WHAT YOU ARE ASKED TO DO
An identical copy of the data below is needed.
**** EXERCISE INPUTS ****
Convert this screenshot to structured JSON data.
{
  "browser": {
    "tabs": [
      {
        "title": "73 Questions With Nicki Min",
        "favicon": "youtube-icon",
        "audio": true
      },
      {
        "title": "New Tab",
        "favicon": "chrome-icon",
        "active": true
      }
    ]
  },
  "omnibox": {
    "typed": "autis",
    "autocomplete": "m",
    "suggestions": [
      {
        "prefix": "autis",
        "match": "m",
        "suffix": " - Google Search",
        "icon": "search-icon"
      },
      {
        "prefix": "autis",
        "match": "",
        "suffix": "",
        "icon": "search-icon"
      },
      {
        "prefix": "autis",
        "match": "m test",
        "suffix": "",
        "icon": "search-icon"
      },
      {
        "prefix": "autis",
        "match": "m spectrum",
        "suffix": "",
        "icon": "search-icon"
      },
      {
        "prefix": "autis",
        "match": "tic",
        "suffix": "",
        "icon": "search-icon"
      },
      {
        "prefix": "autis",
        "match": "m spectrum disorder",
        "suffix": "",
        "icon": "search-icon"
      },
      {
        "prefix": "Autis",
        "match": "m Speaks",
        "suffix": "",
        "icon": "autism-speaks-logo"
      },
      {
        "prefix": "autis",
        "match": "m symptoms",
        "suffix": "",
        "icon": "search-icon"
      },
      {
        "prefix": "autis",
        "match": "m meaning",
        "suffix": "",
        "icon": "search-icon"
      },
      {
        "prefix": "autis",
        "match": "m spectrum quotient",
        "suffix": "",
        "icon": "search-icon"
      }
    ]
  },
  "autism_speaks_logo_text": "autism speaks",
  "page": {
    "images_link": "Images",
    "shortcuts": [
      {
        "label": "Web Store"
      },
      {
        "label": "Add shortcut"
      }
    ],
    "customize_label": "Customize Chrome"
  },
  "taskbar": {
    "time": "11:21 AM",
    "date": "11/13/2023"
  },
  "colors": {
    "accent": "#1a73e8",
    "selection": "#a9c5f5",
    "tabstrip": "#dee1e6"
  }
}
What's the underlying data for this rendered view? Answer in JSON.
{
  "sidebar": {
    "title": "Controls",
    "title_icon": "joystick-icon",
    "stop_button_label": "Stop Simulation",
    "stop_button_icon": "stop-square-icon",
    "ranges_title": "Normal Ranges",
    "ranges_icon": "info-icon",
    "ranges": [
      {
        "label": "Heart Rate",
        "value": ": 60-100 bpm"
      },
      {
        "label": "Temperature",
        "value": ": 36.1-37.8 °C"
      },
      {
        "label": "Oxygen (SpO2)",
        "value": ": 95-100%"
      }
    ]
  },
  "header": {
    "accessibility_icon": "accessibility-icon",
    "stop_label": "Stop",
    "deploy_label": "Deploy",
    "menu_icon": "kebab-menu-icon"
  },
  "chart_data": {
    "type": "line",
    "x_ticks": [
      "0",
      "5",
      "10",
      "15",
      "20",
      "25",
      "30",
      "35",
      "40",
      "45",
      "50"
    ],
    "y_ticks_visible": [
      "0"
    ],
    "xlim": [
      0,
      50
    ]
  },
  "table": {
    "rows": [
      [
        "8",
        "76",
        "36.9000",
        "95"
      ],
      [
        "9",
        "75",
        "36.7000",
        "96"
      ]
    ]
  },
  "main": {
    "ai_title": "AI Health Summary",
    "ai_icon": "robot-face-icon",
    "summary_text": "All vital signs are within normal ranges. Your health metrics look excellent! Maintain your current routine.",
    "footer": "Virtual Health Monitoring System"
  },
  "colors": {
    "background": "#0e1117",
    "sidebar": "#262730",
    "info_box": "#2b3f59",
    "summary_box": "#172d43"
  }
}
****
YOUR SOLUTION
Convert this screenshot to structured JSON data.
{
  "browser": {
    "tabs": [
      {
        "title": "73 Questions With Nicki Min",
        "favicon": "youtube-icon",
        "audio": true
      },
      {
        "title": "New Tab",
        "favicon": "chrome-icon",
        "active": true
      }
    ]
  },
  "omnibox": {
    "typed": "autis",
    "autocomplete": "m",
    "suggestions": [
      {
        "prefix": "autis",
        "match": "m",
        "suffix": " - Google Search",
        "icon": "search-icon"
      },
      {
        "prefix": "autis",
        "match": "",
        "suffix": "",
        "icon": "search-icon"
      },
      {
        "prefix": "autis",
        "match": "m test",
        "suffix": "",
        "icon": "search-icon"
      },
      {
        "prefix": "autis",
        "match": "m spectrum",
        "suffix": "",
        "icon": "search-icon"
      },
      {
        "prefix": "autis",
        "match": "tic",
        "suffix": "",
        "icon": "search-icon"
      },
      {
        "prefix": "autis",
        "match": "m spectrum disorder",
        "suffix": "",
        "icon": "search-icon"
      },
      {
        "prefix": "Autis",
        "match": "m Speaks",
        "suffix": "",
        "icon": "autism-speaks-logo"
      },
      {
        "prefix": "autis",
        "match": "m symptoms",
        "suffix": "",
        "icon": "search-icon"
      },
      {
        "prefix": "autis",
        "match": "m meaning",
        "suffix": "",
        "icon": "search-icon"
      },
      {
        "prefix": "autis",
        "match": "m spectrum quotient",
        "suffix": "",
        "icon": "search-icon"
      }
    ]
  },
  "autism_speaks_logo_text": "autism speaks",
  "page": {
    "images_link": "Images",
    "shortcuts": [
      {
        "label": "Web Store"
      },
      {
        "label": "Add shortcut"
      }
    ],
    "customize_label": "Customize Chrome"
  },
  "taskbar": {
    "time": "11:21 AM",
    "date": "11/13/2023"
  },
  "colors": {
    "accent": "#1a73e8",
    "selection": "#a9c5f5",
    "tabstrip": "#dee1e6"
  }
}
What's the underlying data for this rendered view? Answer in JSON.
{
  "sidebar": {
    "title": "Controls",
    "title_icon": "joystick-icon",
    "stop_button_label": "Stop Simulation",
    "stop_button_icon": "stop-square-icon",
    "ranges_title": "Normal Ranges",
    "ranges_icon": "info-icon",
    "ranges": [
      {
        "label": "Heart Rate",
        "value": ": 60-100 bpm"
      },
      {
        "label": "Temperature",
        "value": ": 36.1-37.8 °C"
      },
      {
        "label": "Oxygen (SpO2)",
        "value": ": 95-100%"
      }
    ]
  },
  "header": {
    "accessibility_icon": "accessibility-icon",
    "stop_label": "Stop",
    "deploy_label": "Deploy",
    "menu_icon": "kebab-menu-icon"
  },
  "chart_data": {
    "type": "line",
    "x_ticks": [
      "0",
      "5",
      "10",
      "15",
      "20",
      "25",
      "30",
      "35",
      "40",
      "45",
      "50"
    ],
    "y_ticks_visible": [
      "0"
    ],
    "xlim": [
      0,
      50
    ]
  },
  "table": {
    "rows": [
      [
        "8",
        "76",
        "36.9000",
        "95"
      ],
      [
        "9",
        "75",
        "36.7000",
        "96"
      ]
    ]
  },
  "main": {
    "ai_title": "AI Health Summary",
    "ai_icon": "robot-face-icon",
    "summary_text": "All vital signs are within normal ranges. Your health metrics look excellent! Maintain your current routine.",
    "footer": "Virtual Health Monitoring System"
  },
  "colors": {
    "background": "#0e1117",
    "sidebar": "#262730",
    "info_box": "#2b3f59",
    "summary_box": "#172d43"
  }
}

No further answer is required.